Charlottesville was a tipping point, not so much because hatred and ignorance were on full display (that happens all too often), but because so many people stood up and spoke out against it, and against President Donald Trump's bizarre and misguided response.

The effects spilled into Canada, most notably with the implosion of the far-right (and misnamed) media outlet The Rebel. The online platform, born from the ashes of the failed Sun News network, is a good illustration of the intersection between racism, intolerance and anti-environmentalism. Rather than learning from Sun News' failure that racism and extremism are unpopular and anti-Canadian, Rebel founder Ezra Levant ramped up the bigoted and anti-environmental messaging, with commentators ranting against feminists, LGBTQ people, Muslims and Jews (Levant is Jewish), along with rejecting climate science and solutions to environmental problems!

Levant has been spewing his venom for years. But the good news is that -- rather than ignoring him -- people are taking him on in the full light of day:

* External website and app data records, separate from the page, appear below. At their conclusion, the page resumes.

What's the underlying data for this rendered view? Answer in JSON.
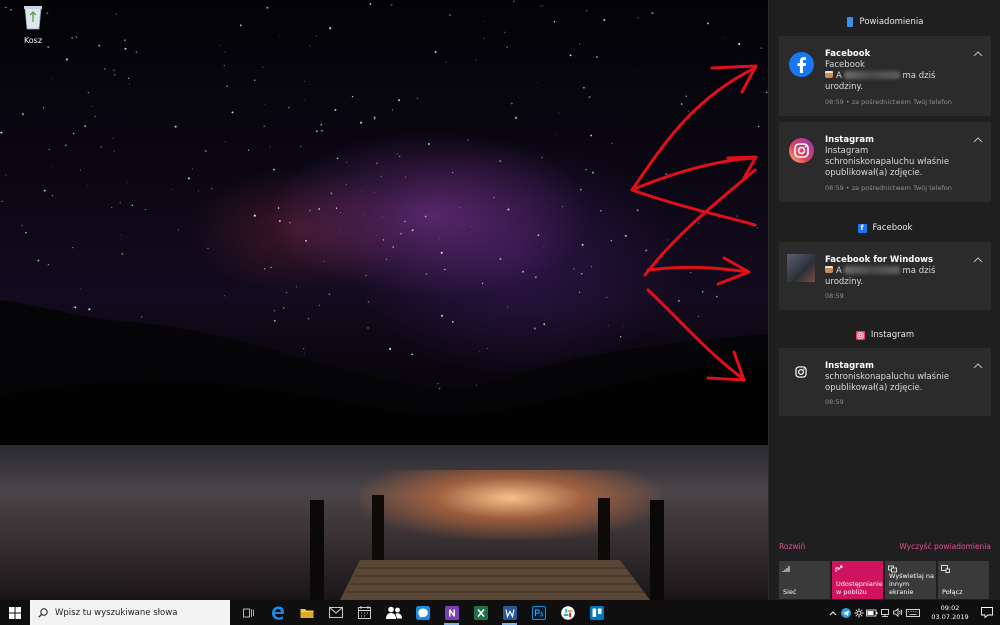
{
  "desktop": {
    "recycle_bin_label": "Kosz"
  },
  "action_center": {
    "title": "Powiadomienia",
    "groups": [
      {
        "header": "",
        "cards": [
          {
            "title": "Facebook",
            "line1": "Facebook",
            "line2_suffix": "ma dziś",
            "line3": "urodziny.",
            "meta": "08:59 • za pośrednictwem Twój telefon",
            "icon": "facebook-icon"
          },
          {
            "title": "Instagram",
            "line1": "Instagram",
            "line2": "schroniskonapaluchu właśnie",
            "line3": "opublikował(a) zdjęcie.",
            "meta": "08:59 • za pośrednictwem Twój telefon",
            "icon": "instagram-icon"
          }
        ]
      },
      {
        "header": "Facebook",
        "cards": [
          {
            "title": "Facebook for Windows",
            "line1_suffix": "ma dziś",
            "line2": "urodziny.",
            "meta": "08:59",
            "icon": "profile-photo"
          }
        ]
      },
      {
        "header": "Instagram",
        "cards": [
          {
            "title": "Instagram",
            "line1": "schroniskonapaluchu właśnie",
            "line2": "opublikował(a) zdjęcie.",
            "meta": "08:59",
            "icon": "instagram-outline-icon"
          }
        ]
      }
    ],
    "expand_label": "Rozwiń",
    "clear_label": "Wyczyść powiadomienia",
    "quick_actions": [
      {
        "label": "Sieć",
        "active": false,
        "icon": "network-icon"
      },
      {
        "label": "Udostępnianie w pobliżu",
        "active": true,
        "icon": "share-icon"
      },
      {
        "label": "Wyświetlaj na innym ekranie",
        "active": false,
        "icon": "project-icon"
      },
      {
        "label": "Połącz",
        "active": false,
        "icon": "connect-icon"
      }
    ],
    "accent_color": "#d0135f"
  },
  "taskbar": {
    "search_placeholder": "Wpisz tu wyszukiwane słowa",
    "apps": [
      "task-view-icon",
      "edge-icon",
      "file-explorer-icon",
      "mail-icon",
      "calendar-icon",
      "people-icon",
      "messenger-icon",
      "onenote-icon",
      "excel-icon",
      "word-icon",
      "photoshop-icon",
      "slack-icon",
      "trello-icon"
    ],
    "time": "09:02",
    "date": "03.07.2019"
  }
}
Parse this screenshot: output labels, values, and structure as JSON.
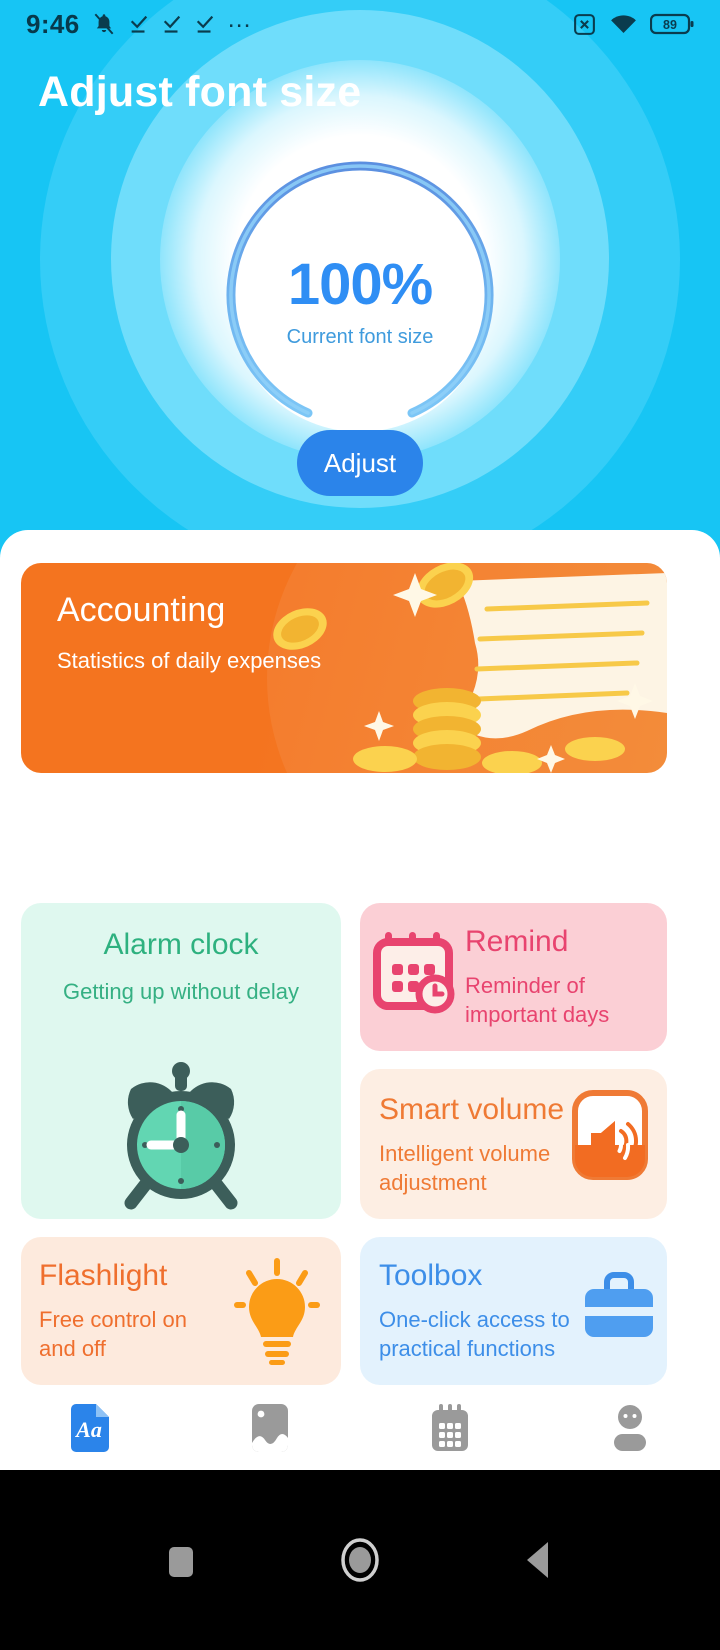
{
  "status_bar": {
    "time": "9:46",
    "icons_left": [
      "mute-bell-icon",
      "check-download-icon",
      "check-download-icon",
      "check-download-icon",
      "more-dots-icon"
    ],
    "icons_right": [
      "sim-missing-icon",
      "wifi-icon",
      "battery-icon"
    ],
    "battery_level": "89"
  },
  "header": {
    "title": "Adjust font size",
    "gauge": {
      "value": "100%",
      "label": "Current font size",
      "percent": 100,
      "accent": "#2f8ef4"
    },
    "adjust_button": "Adjust"
  },
  "banner": {
    "title": "Accounting",
    "subtitle": "Statistics of daily expenses",
    "color": "#f4741f",
    "illustration": "coins-receipt-illustration"
  },
  "cards": [
    {
      "id": "alarm-clock",
      "title": "Alarm clock",
      "subtitle": "Getting up without delay",
      "bg": "#dff8ef",
      "fg": "#2eb17f",
      "icon": "alarm-clock-icon"
    },
    {
      "id": "remind",
      "title": "Remind",
      "subtitle": "Reminder of important days",
      "bg": "#fbcfd5",
      "fg": "#e8446f",
      "icon": "calendar-clock-icon"
    },
    {
      "id": "smart-volume",
      "title": "Smart volume",
      "subtitle": "Intelligent volume adjustment",
      "bg": "#fdeee3",
      "fg": "#ef7a35",
      "icon": "speaker-volume-icon"
    },
    {
      "id": "flashlight",
      "title": "Flashlight",
      "subtitle": "Free control on and off",
      "bg": "#fdeadd",
      "fg": "#ef6f2e",
      "icon": "lightbulb-icon"
    },
    {
      "id": "toolbox",
      "title": "Toolbox",
      "subtitle": "One-click access to practical functions",
      "bg": "#e3f2fd",
      "fg": "#3d8ee8",
      "icon": "toolbox-icon"
    }
  ],
  "tabbar": {
    "items": [
      {
        "id": "font",
        "icon": "font-document-icon",
        "active": true
      },
      {
        "id": "photo",
        "icon": "photo-image-icon",
        "active": false
      },
      {
        "id": "calendar",
        "icon": "calendar-grid-icon",
        "active": false
      },
      {
        "id": "profile",
        "icon": "person-profile-icon",
        "active": false
      }
    ],
    "active_color": "#2b84ea",
    "inactive_color": "#9a9a9a"
  },
  "system_nav": {
    "buttons": [
      "recents-square-icon",
      "home-circle-icon",
      "back-triangle-icon"
    ]
  }
}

The Rebel's Faith Goldy was at Charlottesville, sympathetically “reporting” on the band of mostly male white extremists. When a racist drove his car into a crowd of anti-Nazi protesters, killing 32-year-old Heather Haley and seriously injuring others, it was too much for some of Levant's long-time supporters.

Rebel staff and commentators -- including a co-founder -- cut their ties. Norwegian Cruise Line cancelled a scheduled Rebel fundraising cruise, hundreds of advertisers pulled out and principled conservatives dissociated themselves. Trying to salvage the site's ragged reputation, Levant fired Goldy.

We are not immune from the same forces that have seized the White House. But we are also not powerless in their presence. There are times when our little lights can accomplish much good.

The National Post

Tuesday, August 22, 2017

What Comes Next



There is some disagreement about whether or not Mark Twain actually said, "History doesn't repeat itself, but often it rhymes." Be that as it may, Geoff Smith writes that these days, in the United States, you can hear the rhymes -- with the 1920's:

Americans in the era both celebrated and recoiled from the impact of cosmopolitan urban culture upon long-standing rural values. Nervous citizens also rued the corrosive effect upon tradition of what journalist Walter Lippmann termed the “acids of modernity” — the automobile, radio, “black” music and literature, and, of course, bootleg liquor — upon accepted social mores.

The U.S. certainly helped win the Great War against the Central Powers, but to judge from events in the following decade, the country was as anxious as it was excited about the novel developments. Despite flappers, bootleg gin, colourful gangsters, and a loosening of old rules, one is struck by the American postwar dynamic of “taking back” America from inferior races and minorities.

And, despite the roaring economy, all kinds of nasty things were coming up for air:

In its purging of socialists and other radicals, the Red Scare of 1919-20 sought to revitalize an older, Anglo-Saxon America, as did restrictive immigration laws in 1921 and 1924, which closed the gates to Asians and Southern and Eastern Europeans.

Race riots and a spike in lynchings in the South, meanwhile, warned blacks not to traverse Jim Crow. The Ku Klux Klan assumed national prominence, similarly disposed against anything new or strange. The Klan was a many-splintered thing — anti-Semitic in the Northeast, anti-black in the South, anti-Catholic in the Midwest, and anti-Asian on the West Coast.

Other developments, included the burgeoning of Fundamentalist Christianity and the famed “monkey trial” in Dayton, Tenn., which featured three-time presidential candidate William Jennings Bryan defending the literal truth of Jonah and the Whale, bespoke fiery Fundamentalist defences of Protestant Christianity, the Calvinist faith of the Fathers against all forms of religious liberalism.

In Michigan, automobile mogul Henry Ford railed against “international Jewry,” which, he charged, had taken control of American banking and entertainment circles. Ford’s calumnies against Jews everywhere caught the eye of a hopeful German politician named Adolf Hitler. His subsequent testament of hate, Mein Kampf, lifted passages verbatim from Ford.

It all came crashing down in 1929. One wonders what comes next.

Image: tr20's.co.uk